You can’t afford to be offline. Literally.
Downtime is the scourge of the modern working world. Few – if any – technical issues are more infuriating. Whether it’s planned maintenance or a surprise outage, not being able to access your systems during working hours leaves projects unfinished, contracts unsigned, and business owners understandably frustrated.
Frustrated – that is – and broke.
In addition to costing businesses an arm and a leg in peace of mind, excessive downtime can also cost companies millions of dollars in cold hard cash. From lost revenue to hefty recovery price tags, anytime your business is down, you are in effect hemorrhaging money.
How much money? Let’s find out:
What is Downtime?
Just to make sure we cover our bases, let’s begin with a quick definition.
When referring to IT programs specifically, downtime describes any time you are unable to access your systems, networks, or machines. Downtime can be caused by anything from hardware failure to software issues, from network connectivity problems to prolonged maintenance requirements, all of which can have severe consequences for your bottom line.

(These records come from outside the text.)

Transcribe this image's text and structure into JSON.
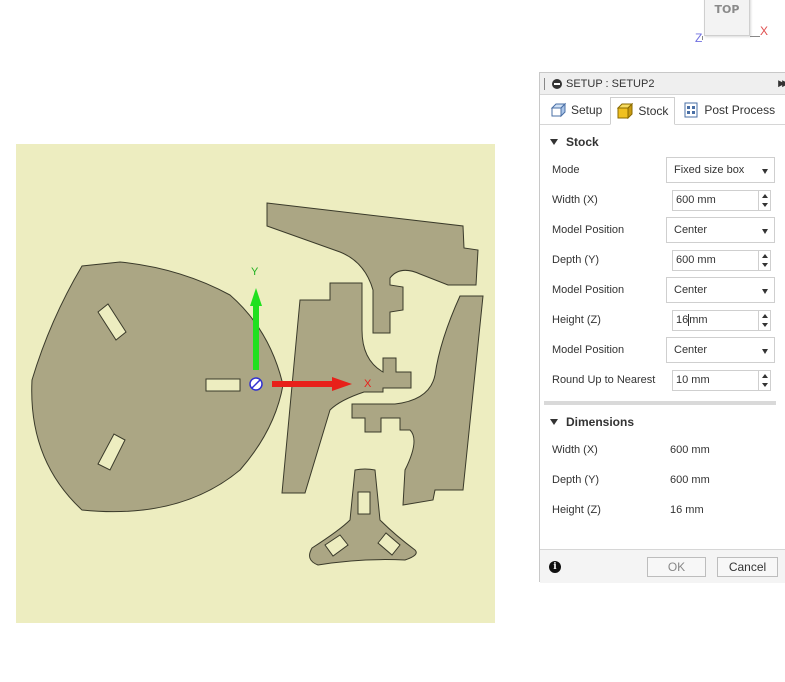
{
  "viewcube": {
    "face": "TOP",
    "x_label": "X",
    "z_label": "Z"
  },
  "canvas": {
    "axis_y_label": "Y",
    "axis_x_label": "X",
    "colors": {
      "stock": "#ededc0",
      "part": "#aba684",
      "x_axis": "#e8201a",
      "y_axis": "#20e020",
      "origin": "#3030d0"
    }
  },
  "panel": {
    "title": "SETUP : SETUP2",
    "tabs": [
      {
        "label": "Setup",
        "icon": "setup-icon"
      },
      {
        "label": "Stock",
        "icon": "stock-cube-icon",
        "active": true
      },
      {
        "label": "Post Process",
        "icon": "post-process-icon"
      }
    ],
    "stock": {
      "header": "Stock",
      "mode_label": "Mode",
      "mode_value": "Fixed size box",
      "width_label": "Width (X)",
      "width_value": "600 mm",
      "model_position_label": "Model Position",
      "model_position_1": "Center",
      "depth_label": "Depth (Y)",
      "depth_value": "600 mm",
      "model_position_2": "Center",
      "height_label": "Height (Z)",
      "height_value_a": "16",
      "height_value_b": "mm",
      "model_position_3": "Center",
      "round_label": "Round Up to Nearest",
      "round_value": "10 mm"
    },
    "dimensions": {
      "header": "Dimensions",
      "width_label": "Width (X)",
      "width_value": "600 mm",
      "depth_label": "Depth (Y)",
      "depth_value": "600 mm",
      "height_label": "Height (Z)",
      "height_value": "16 mm"
    },
    "footer": {
      "info": "i",
      "ok": "OK",
      "cancel": "Cancel"
    }
  }
}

Some of the costs associated with downtime include:
- Lost Sales
- Lost Productivity
- Lost Data
- Lost Revenue
- Hardware Repair Costs
- Software Costs
- Recovery Costs
- And More
Downtime, By the Numbers
Based on findings by Solarwinds, the average cost of downtime per minute for small businesses is $427 and $9,000 for larger enterprises. If you think of this cost per minute from an hourly perspective, a single hour of downtime costs small businesses roughly $25,620 and over half a million ($540,000) for enterprises.
In June of 2021, a 1-hour downtime cost Amazon $34M in sales.
A 5-hour Facebook outage in 2021 reportedly cost the social media giant a whopping $65M in revenue.
In a Gartner survey, 98% of companies stated the cost of IT downtime ranged from $100,000 to $540,000 per hour.
So, the risks are clear, but how do we determine how much downtime is going to cost your business in particular?
Approximately, the cost of downtime per hour equals lost revenue plus lost productivity per hour plus the cost to recover per hour.
You can approximate productivity by multiplying the number of employees affected by their hourly rate, and approximate lost revenue by dividing annual revenue by how many hours your team works in a year.
While these equations might not provide you with the exact number, they’ll give you a fairly good idea of your price point. And we’re willing to bet it’s not a pretty one.
Of course, not every cost associated with downtime can be calculated in nickels and dimes. As with any major technological issue, there are some ancillary costs to losing system access that, while they may not have an exact price point, can certainly hit your bottom line – and hard.
Some intangibles associated with IT downtime include:
- Damaged Reputation
- Lack of Confidence
- Stress (Both Human and Technological)
- Security Concerns
- Lost Momentum
- Lack of Customer Service
What Goes Up, Needn’t Come Down
Are the numbers making you nervous? They should. But in the face of such staggering statistics, it’s important to remember that downtime isn’t inevitable. With the right IT program in place, the threat of downtime can be almost non-existent.
EMPIST can help you build that program. With two decades of multifaceted technology experience, our team is ready to help develop a tailored plan that changes with your business while still minimizing risk.
Interested in getting started? Say no to downtime, contact us online today to learn more about EMPIST IT services.